A lottery is a gambling game where people pay a small amount of money to have a chance to win a large prize. It is a popular form of fundraising that can be used to benefit many different causes in society. While some have criticized lottery games as an addictive form of gambling, there are some who see the money raised by lotteries to be put towards good causes in the community.

The history of the lottery can be traced back centuries. Various countries have adopted the lottery as a way of raising funds for public projects, such as building towns or providing aid to the poor. In modern times, a lottery can also be used to raise money for sports teams or other organizations. However, there is also a growing trend to use the lottery as a way of promoting social justice. For example, some states have started to use it to promote environmental awareness.

Despite this, there are still some critics of the lottery as an unjust and harmful form of gambling. In the United States, for instance, some state governments have resisted the idea of allowing lotteries. Others, on the other hand, have found ways to make them more equitable and fair for all players. One way to do this is by increasing the minimum purchase amount. Another is to set the odds of winning a jackpot to an acceptable level. In addition, the lottery should be run in a transparent manner.

The first lottery was held in the Low Countries in the 15th century to raise money for town fortifications and poor relief. These were largely public lotteries, but private ones existed as well, for religious orders and for wealthy individuals. Lotteries were a popular and profitable way to raise money for government programs, but they were not considered to be a proper form of taxation and were viewed by some as a sort of hidden tax.

While there are many tips for winning the lottery, most of them are based on falsehoods or fallacies. You can greatly improve your chances of winning by avoiding these false tips. Instead, you should focus on playing a balanced selection of low, high, and odd numbers. You should also avoid playing numbers that have sentimental value or are associated with important dates in your life. It is also a good idea to buy more tickets, as this will increase your odds of winning.

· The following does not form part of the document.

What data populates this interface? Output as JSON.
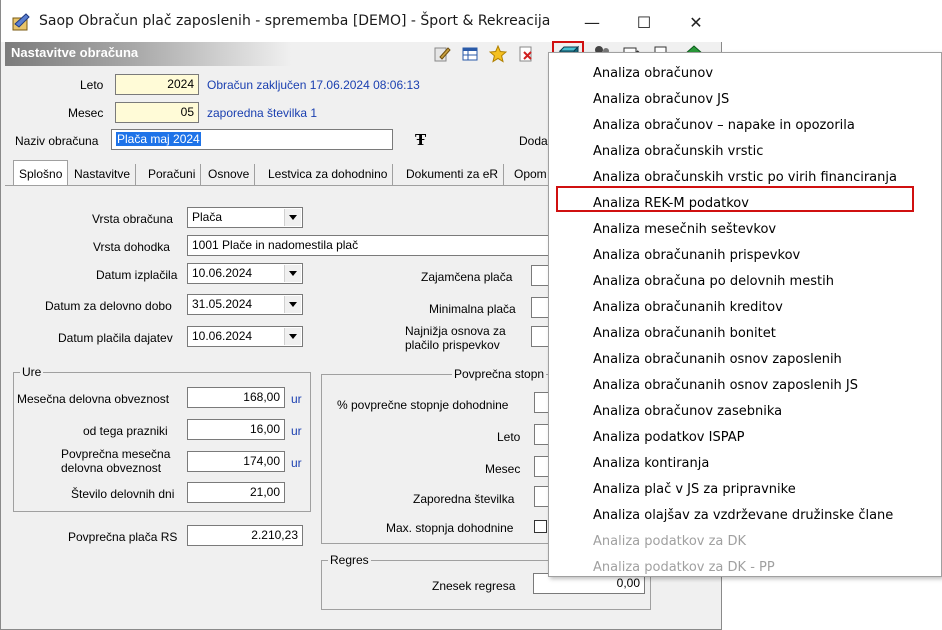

A lot of people have a natural tendency to gamble, and the lure of winning millions can be very tempting. Regardless of how much you spend on lottery tickets, it is best to play only with money that you can afford to lose. You can do this by creating a budget for your lottery entertainment and spending it wisely. This will help you to stay in control of your finances and not let the lottery become an addiction. However, it is important to remember that the lottery is not a cure for poverty, and you should always treat it as a form of entertainment.